◆ EXERCISE DIRECTIONS
Extract every line below, verbatim.

────────────────────

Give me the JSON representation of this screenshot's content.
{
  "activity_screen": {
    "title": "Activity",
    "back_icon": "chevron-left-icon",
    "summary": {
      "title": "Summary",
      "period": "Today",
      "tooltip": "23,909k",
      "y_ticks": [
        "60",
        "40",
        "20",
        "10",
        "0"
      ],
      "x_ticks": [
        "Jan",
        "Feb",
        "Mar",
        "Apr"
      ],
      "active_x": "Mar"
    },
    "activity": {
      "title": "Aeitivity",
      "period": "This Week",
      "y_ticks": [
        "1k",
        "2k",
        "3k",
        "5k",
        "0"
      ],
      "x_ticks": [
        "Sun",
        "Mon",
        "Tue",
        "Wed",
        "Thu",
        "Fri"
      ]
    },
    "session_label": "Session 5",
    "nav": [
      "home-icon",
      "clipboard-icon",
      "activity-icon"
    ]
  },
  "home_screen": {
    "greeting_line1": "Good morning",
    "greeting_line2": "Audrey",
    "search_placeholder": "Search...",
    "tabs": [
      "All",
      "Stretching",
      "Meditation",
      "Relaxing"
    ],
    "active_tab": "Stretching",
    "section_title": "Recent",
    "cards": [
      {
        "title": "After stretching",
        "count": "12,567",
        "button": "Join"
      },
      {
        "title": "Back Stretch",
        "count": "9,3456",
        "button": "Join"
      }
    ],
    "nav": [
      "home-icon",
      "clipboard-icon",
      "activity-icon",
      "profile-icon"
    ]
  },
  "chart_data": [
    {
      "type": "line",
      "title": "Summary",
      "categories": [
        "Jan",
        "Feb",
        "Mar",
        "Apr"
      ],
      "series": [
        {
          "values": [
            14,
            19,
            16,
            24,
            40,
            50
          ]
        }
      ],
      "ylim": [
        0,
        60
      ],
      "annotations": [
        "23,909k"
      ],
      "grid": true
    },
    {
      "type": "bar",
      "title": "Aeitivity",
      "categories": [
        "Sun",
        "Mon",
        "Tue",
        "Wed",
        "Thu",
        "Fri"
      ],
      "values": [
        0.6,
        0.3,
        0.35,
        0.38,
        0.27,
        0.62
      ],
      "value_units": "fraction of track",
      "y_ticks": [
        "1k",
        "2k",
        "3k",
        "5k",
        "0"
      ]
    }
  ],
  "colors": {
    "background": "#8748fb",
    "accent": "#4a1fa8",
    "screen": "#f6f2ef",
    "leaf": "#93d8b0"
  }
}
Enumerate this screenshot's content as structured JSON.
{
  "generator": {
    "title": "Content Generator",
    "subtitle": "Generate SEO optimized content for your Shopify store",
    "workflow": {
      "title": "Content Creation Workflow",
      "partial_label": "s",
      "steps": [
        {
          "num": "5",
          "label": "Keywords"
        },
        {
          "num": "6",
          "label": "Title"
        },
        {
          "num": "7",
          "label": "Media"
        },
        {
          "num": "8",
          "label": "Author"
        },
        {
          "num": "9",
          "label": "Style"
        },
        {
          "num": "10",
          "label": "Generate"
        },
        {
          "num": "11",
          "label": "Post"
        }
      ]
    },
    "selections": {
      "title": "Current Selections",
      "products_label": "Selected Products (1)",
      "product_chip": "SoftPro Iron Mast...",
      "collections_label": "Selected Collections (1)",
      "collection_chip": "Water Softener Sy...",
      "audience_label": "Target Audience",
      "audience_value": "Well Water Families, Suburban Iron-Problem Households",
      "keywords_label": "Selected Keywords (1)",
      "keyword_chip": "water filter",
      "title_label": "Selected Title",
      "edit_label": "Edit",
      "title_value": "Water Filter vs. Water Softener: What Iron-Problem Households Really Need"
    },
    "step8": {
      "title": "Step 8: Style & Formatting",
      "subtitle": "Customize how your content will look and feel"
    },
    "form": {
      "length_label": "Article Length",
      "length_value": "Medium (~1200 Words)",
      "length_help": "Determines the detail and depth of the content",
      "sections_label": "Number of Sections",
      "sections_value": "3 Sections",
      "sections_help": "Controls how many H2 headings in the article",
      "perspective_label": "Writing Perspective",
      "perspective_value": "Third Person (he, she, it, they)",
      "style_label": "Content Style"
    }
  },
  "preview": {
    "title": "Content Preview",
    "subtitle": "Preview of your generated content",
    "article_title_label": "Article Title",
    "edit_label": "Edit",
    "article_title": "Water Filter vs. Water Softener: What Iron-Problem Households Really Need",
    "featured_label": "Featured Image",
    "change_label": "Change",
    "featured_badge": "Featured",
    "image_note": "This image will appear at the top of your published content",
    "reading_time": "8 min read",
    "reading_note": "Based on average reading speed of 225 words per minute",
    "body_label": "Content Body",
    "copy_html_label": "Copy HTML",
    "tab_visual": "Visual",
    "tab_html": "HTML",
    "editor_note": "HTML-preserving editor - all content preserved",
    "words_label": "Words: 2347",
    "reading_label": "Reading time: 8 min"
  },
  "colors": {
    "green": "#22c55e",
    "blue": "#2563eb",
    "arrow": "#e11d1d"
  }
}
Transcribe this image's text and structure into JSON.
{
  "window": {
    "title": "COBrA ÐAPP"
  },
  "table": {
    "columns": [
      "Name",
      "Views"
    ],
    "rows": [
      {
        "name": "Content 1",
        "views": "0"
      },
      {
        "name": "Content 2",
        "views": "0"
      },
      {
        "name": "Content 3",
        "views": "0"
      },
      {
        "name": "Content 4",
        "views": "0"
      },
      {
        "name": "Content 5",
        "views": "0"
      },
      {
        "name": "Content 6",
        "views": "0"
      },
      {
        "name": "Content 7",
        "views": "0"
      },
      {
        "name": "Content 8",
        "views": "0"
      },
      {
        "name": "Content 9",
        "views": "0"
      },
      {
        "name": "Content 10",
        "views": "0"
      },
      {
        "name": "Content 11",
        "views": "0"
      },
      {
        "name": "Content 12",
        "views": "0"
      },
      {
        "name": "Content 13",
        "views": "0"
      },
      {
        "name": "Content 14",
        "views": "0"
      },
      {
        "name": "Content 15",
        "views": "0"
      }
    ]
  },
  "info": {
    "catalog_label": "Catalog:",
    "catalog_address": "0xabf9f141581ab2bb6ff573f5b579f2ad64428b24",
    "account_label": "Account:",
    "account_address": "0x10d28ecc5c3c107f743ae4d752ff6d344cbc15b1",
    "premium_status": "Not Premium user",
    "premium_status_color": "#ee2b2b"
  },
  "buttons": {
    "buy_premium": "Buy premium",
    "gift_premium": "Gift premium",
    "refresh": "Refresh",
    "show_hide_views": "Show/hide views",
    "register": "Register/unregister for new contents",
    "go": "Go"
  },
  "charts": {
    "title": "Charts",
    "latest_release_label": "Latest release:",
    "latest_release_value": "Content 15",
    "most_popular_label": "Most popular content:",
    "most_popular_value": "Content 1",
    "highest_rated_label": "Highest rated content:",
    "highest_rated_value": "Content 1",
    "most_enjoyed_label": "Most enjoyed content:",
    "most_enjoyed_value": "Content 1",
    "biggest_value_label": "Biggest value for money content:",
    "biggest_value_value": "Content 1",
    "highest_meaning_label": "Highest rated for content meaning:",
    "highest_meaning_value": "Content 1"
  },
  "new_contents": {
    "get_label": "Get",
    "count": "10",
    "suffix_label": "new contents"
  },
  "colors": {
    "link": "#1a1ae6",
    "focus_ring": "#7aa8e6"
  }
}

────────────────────

◆ WRITTEN RESPONSE
Give me the JSON representation of this screenshot's content.
{
  "activity_screen": {
    "title": "Activity",
    "back_icon": "chevron-left-icon",
    "summary": {
      "title": "Summary",
      "period": "Today",
      "tooltip": "23,909k",
      "y_ticks": [
        "60",
        "40",
        "20",
        "10",
        "0"
      ],
      "x_ticks": [
        "Jan",
        "Feb",
        "Mar",
        "Apr"
      ],
      "active_x": "Mar"
    },
    "activity": {
      "title": "Aeitivity",
      "period": "This Week",
      "y_ticks": [
        "1k",
        "2k",
        "3k",
        "5k",
        "0"
      ],
      "x_ticks": [
        "Sun",
        "Mon",
        "Tue",
        "Wed",
        "Thu",
        "Fri"
      ]
    },
    "session_label": "Session 5",
    "nav": [
      "home-icon",
      "clipboard-icon",
      "activity-icon"
    ]
  },
  "home_screen": {
    "greeting_line1": "Good morning",
    "greeting_line2": "Audrey",
    "search_placeholder": "Search...",
    "tabs": [
      "All",
      "Stretching",
      "Meditation",
      "Relaxing"
    ],
    "active_tab": "Stretching",
    "section_title": "Recent",
    "cards": [
      {
        "title": "After stretching",
        "count": "12,567",
        "button": "Join"
      },
      {
        "title": "Back Stretch",
        "count": "9,3456",
        "button": "Join"
      }
    ],
    "nav": [
      "home-icon",
      "clipboard-icon",
      "activity-icon",
      "profile-icon"
    ]
  },
  "chart_data": [
    {
      "type": "line",
      "title": "Summary",
      "categories": [
        "Jan",
        "Feb",
        "Mar",
        "Apr"
      ],
      "series": [
        {
          "values": [
            14,
            19,
            16,
            24,
            40,
            50
          ]
        }
      ],
      "ylim": [
        0,
        60
      ],
      "annotations": [
        "23,909k"
      ],
      "grid": true
    },
    {
      "type": "bar",
      "title": "Aeitivity",
      "categories": [
        "Sun",
        "Mon",
        "Tue",
        "Wed",
        "Thu",
        "Fri"
      ],
      "values": [
        0.6,
        0.3,
        0.35,
        0.38,
        0.27,
        0.62
      ],
      "value_units": "fraction of track",
      "y_ticks": [
        "1k",
        "2k",
        "3k",
        "5k",
        "0"
      ]
    }
  ],
  "colors": {
    "background": "#8748fb",
    "accent": "#4a1fa8",
    "screen": "#f6f2ef",
    "leaf": "#93d8b0"
  }
}
Enumerate this screenshot's content as structured JSON.
{
  "generator": {
    "title": "Content Generator",
    "subtitle": "Generate SEO optimized content for your Shopify store",
    "workflow": {
      "title": "Content Creation Workflow",
      "partial_label": "s",
      "steps": [
        {
          "num": "5",
          "label": "Keywords"
        },
        {
          "num": "6",
          "label": "Title"
        },
        {
          "num": "7",
          "label": "Media"
        },
        {
          "num": "8",
          "label": "Author"
        },
        {
          "num": "9",
          "label": "Style"
        },
        {
          "num": "10",
          "label": "Generate"
        },
        {
          "num": "11",
          "label": "Post"
        }
      ]
    },
    "selections": {
      "title": "Current Selections",
      "products_label": "Selected Products (1)",
      "product_chip": "SoftPro Iron Mast...",
      "collections_label": "Selected Collections (1)",
      "collection_chip": "Water Softener Sy...",
      "audience_label": "Target Audience",
      "audience_value": "Well Water Families, Suburban Iron-Problem Households",
      "keywords_label": "Selected Keywords (1)",
      "keyword_chip": "water filter",
      "title_label": "Selected Title",
      "edit_label": "Edit",
      "title_value": "Water Filter vs. Water Softener: What Iron-Problem Households Really Need"
    },
    "step8": {
      "title": "Step 8: Style & Formatting",
      "subtitle": "Customize how your content will look and feel"
    },
    "form": {
      "length_label": "Article Length",
      "length_value": "Medium (~1200 Words)",
      "length_help": "Determines the detail and depth of the content",
      "sections_label": "Number of Sections",
      "sections_value": "3 Sections",
      "sections_help": "Controls how many H2 headings in the article",
      "perspective_label": "Writing Perspective",
      "perspective_value": "Third Person (he, she, it, they)",
      "style_label": "Content Style"
    }
  },
  "preview": {
    "title": "Content Preview",
    "subtitle": "Preview of your generated content",
    "article_title_label": "Article Title",
    "edit_label": "Edit",
    "article_title": "Water Filter vs. Water Softener: What Iron-Problem Households Really Need",
    "featured_label": "Featured Image",
    "change_label": "Change",
    "featured_badge": "Featured",
    "image_note": "This image will appear at the top of your published content",
    "reading_time": "8 min read",
    "reading_note": "Based on average reading speed of 225 words per minute",
    "body_label": "Content Body",
    "copy_html_label": "Copy HTML",
    "tab_visual": "Visual",
    "tab_html": "HTML",
    "editor_note": "HTML-preserving editor - all content preserved",
    "words_label": "Words: 2347",
    "reading_label": "Reading time: 8 min"
  },
  "colors": {
    "green": "#22c55e",
    "blue": "#2563eb",
    "arrow": "#e11d1d"
  }
}
Transcribe this image's text and structure into JSON.
{
  "window": {
    "title": "COBrA ÐAPP"
  },
  "table": {
    "columns": [
      "Name",
      "Views"
    ],
    "rows": [
      {
        "name": "Content 1",
        "views": "0"
      },
      {
        "name": "Content 2",
        "views": "0"
      },
      {
        "name": "Content 3",
        "views": "0"
      },
      {
        "name": "Content 4",
        "views": "0"
      },
      {
        "name": "Content 5",
        "views": "0"
      },
      {
        "name": "Content 6",
        "views": "0"
      },
      {
        "name": "Content 7",
        "views": "0"
      },
      {
        "name": "Content 8",
        "views": "0"
      },
      {
        "name": "Content 9",
        "views": "0"
      },
      {
        "name": "Content 10",
        "views": "0"
      },
      {
        "name": "Content 11",
        "views": "0"
      },
      {
        "name": "Content 12",
        "views": "0"
      },
      {
        "name": "Content 13",
        "views": "0"
      },
      {
        "name": "Content 14",
        "views": "0"
      },
      {
        "name": "Content 15",
        "views": "0"
      }
    ]
  },
  "info": {
    "catalog_label": "Catalog:",
    "catalog_address": "0xabf9f141581ab2bb6ff573f5b579f2ad64428b24",
    "account_label": "Account:",
    "account_address": "0x10d28ecc5c3c107f743ae4d752ff6d344cbc15b1",
    "premium_status": "Not Premium user",
    "premium_status_color": "#ee2b2b"
  },
  "buttons": {
    "buy_premium": "Buy premium",
    "gift_premium": "Gift premium",
    "refresh": "Refresh",
    "show_hide_views": "Show/hide views",
    "register": "Register/unregister for new contents",
    "go": "Go"
  },
  "charts": {
    "title": "Charts",
    "latest_release_label": "Latest release:",
    "latest_release_value": "Content 15",
    "most_popular_label": "Most popular content:",
    "most_popular_value": "Content 1",
    "highest_rated_label": "Highest rated content:",
    "highest_rated_value": "Content 1",
    "most_enjoyed_label": "Most enjoyed content:",
    "most_enjoyed_value": "Content 1",
    "biggest_value_label": "Biggest value for money content:",
    "biggest_value_value": "Content 1",
    "highest_meaning_label": "Highest rated for content meaning:",
    "highest_meaning_value": "Content 1"
  },
  "new_contents": {
    "get_label": "Get",
    "count": "10",
    "suffix_label": "new contents"
  },
  "colors": {
    "link": "#1a1ae6",
    "focus_ring": "#7aa8e6"
  }
}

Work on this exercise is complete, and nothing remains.